Omics basis of human health: investigating plasma proteins and their genetic effects on complex traits

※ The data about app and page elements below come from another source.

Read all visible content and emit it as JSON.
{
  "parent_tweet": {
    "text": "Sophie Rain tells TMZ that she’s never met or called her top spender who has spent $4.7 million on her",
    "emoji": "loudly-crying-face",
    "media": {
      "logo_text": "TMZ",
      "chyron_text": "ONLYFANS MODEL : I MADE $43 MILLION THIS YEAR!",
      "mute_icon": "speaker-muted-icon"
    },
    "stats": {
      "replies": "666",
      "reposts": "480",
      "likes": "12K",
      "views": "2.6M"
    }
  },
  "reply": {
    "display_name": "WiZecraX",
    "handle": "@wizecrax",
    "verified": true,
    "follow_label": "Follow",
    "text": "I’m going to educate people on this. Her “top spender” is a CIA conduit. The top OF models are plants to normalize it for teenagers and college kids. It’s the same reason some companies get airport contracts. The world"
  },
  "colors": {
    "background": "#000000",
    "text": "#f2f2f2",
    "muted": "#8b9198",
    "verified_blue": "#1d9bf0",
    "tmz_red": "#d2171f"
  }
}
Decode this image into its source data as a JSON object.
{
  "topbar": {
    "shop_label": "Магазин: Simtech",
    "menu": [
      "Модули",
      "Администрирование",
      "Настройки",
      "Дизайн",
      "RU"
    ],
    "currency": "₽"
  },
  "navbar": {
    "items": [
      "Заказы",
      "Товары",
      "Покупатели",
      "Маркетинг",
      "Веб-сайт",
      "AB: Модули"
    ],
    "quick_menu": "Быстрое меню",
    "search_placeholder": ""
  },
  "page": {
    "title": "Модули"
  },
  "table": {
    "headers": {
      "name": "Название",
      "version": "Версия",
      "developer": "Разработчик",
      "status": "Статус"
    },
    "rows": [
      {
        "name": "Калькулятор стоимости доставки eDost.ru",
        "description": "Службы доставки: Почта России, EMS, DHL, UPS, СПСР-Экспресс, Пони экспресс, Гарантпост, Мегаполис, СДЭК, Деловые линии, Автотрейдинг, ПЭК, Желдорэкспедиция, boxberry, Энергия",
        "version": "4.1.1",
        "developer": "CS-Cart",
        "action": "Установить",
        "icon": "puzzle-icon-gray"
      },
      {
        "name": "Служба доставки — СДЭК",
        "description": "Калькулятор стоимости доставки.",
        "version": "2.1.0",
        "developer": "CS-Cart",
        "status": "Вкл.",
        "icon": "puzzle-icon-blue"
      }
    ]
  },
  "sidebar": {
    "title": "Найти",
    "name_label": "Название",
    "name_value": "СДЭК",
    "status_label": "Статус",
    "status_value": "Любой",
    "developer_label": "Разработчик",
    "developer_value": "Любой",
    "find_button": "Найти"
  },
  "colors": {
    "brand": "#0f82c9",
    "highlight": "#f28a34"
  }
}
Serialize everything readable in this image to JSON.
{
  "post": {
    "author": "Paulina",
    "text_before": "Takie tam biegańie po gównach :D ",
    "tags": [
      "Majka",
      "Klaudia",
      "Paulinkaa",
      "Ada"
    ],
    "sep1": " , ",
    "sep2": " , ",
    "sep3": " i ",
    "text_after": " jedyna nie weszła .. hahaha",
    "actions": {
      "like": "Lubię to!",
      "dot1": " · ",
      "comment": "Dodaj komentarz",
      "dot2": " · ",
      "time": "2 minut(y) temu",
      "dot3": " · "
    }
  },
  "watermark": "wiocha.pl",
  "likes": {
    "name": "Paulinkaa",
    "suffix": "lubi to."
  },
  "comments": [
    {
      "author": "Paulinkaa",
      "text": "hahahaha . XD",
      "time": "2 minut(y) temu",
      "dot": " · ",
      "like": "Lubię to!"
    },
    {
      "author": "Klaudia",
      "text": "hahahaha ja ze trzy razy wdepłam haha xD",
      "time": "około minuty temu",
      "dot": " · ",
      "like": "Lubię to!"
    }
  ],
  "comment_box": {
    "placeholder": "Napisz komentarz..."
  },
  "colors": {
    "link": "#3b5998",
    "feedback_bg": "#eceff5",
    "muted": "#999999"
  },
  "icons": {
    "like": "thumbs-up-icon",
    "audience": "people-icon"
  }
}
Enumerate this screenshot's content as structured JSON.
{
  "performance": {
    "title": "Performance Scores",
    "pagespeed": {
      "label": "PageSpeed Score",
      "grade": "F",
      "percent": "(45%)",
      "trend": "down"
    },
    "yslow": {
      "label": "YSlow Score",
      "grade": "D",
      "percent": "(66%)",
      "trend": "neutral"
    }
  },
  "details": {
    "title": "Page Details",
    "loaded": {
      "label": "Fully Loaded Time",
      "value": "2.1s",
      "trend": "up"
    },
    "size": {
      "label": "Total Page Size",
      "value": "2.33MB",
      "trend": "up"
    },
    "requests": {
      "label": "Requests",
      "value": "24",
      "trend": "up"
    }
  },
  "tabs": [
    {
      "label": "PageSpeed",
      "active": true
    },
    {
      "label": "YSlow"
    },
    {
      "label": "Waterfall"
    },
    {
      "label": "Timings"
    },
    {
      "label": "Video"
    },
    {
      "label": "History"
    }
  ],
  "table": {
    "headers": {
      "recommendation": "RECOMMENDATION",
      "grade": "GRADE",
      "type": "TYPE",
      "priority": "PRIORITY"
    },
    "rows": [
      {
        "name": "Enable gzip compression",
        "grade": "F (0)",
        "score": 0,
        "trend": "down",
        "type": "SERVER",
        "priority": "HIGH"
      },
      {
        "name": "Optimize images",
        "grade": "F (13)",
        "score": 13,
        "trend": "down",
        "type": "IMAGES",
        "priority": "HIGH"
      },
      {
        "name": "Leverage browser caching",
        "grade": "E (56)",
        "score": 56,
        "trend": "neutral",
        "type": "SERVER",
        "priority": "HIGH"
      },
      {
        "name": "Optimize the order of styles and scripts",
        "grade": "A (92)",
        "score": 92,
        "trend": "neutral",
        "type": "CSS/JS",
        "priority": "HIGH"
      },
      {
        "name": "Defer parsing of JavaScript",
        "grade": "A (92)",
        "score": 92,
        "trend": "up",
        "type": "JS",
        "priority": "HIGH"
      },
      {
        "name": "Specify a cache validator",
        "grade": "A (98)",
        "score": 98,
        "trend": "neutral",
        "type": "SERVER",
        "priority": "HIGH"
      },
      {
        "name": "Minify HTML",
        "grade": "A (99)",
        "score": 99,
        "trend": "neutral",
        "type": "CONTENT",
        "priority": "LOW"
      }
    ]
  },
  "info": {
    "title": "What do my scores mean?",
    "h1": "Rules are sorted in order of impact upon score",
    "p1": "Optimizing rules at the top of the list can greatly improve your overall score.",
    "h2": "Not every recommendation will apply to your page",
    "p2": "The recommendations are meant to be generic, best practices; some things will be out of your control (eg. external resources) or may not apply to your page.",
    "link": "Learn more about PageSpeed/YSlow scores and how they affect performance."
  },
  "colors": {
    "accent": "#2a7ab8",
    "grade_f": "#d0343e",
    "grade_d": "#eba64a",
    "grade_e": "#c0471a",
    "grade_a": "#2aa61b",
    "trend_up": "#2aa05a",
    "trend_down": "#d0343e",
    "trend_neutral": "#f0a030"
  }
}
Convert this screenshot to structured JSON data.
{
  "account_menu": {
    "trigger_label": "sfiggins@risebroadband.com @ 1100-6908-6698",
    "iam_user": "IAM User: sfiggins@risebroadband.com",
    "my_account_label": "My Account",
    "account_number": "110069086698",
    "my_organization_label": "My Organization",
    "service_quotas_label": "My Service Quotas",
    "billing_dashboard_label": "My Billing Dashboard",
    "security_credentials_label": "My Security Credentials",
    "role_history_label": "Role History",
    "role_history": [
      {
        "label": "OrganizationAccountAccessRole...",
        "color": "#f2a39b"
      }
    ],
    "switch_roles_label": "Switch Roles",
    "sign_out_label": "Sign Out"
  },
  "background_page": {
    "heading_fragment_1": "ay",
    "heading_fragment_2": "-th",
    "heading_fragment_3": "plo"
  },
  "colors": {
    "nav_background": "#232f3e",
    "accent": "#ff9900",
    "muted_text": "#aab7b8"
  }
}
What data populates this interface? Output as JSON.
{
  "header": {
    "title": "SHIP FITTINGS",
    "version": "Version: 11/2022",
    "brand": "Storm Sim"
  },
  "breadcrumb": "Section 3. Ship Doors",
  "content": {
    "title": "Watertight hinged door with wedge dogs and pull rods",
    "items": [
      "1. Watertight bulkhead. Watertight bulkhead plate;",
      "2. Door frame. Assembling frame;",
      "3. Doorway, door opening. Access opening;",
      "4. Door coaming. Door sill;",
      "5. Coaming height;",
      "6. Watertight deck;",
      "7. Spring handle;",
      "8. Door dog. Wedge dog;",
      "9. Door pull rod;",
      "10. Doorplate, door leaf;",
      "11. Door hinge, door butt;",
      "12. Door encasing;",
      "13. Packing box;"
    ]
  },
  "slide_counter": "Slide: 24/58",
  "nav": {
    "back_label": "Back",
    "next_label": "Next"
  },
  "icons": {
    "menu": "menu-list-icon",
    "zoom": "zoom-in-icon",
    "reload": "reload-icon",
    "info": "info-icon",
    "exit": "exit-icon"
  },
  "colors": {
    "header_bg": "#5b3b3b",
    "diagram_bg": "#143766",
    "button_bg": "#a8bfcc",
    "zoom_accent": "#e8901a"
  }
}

Over the past decade, the advancements in technology and the growing amount of identified genetic variants have led to a high number of important discoveries in the field of precision medicine concerning human biology and pathophysiology. However, it became evident that genomics alone could not properly explain the onset and regulation of the specific molecular mechanisms of certain phenotypes. Studying omics helped complement this gap in genetic research, providing detailed information on the quantification of molecules that are involved in structural and functional processes in the organism. Specifically, protein production, levels, and regulation are dynamic and change during the course of one’s lifetime. This information has proven fundamental to understanding how certain proteins affect complex phenotypes such as neurological and psychiatric disorders. In this thesis, I describe the three groups of analyses I conducted over the course of my doctoral programme on different sets of blood plasma proteins and over a broad range of neurological, psychiatric, cardiovascular, and electrophysiology phenotypes. The underlying mechanisms that trigger the onset of psychiatric and neurological conditions are often not limited to the nervous system, but rather stem from multi-system molecular triggers. The first part of the work I carried out aims at investigating the frequent co-occurrence and comorbidity of neurological and cardiovascular phenotypes by conducting a genome-wide association (GWA) meta-analysis of 183 neurology-related blood proteins on data from over 12000 individuals. The second part concerns the bivariate and multivariate analyses conducted on 276 cardiology and inflammatory proteins, while the third illustrates the contribution to consortia focussed on heart rate and electrophysiology. Results from the second and third parts of the work provided information that played an important role in understanding a part of the genetic mechanisms of the complex traits of interest. Overall, the results presented in this thesis strongly support the notion that proteomics is an important tool to be used to study complex traits and drug discovery and development should focus on targeting protein synthesis and regulation. Furthermore, the results also support the notion that complex diseases involve more than one biological system, and in order to gain a better understanding of human pathology, it is fundamental to study the causes and effects across the entire organism.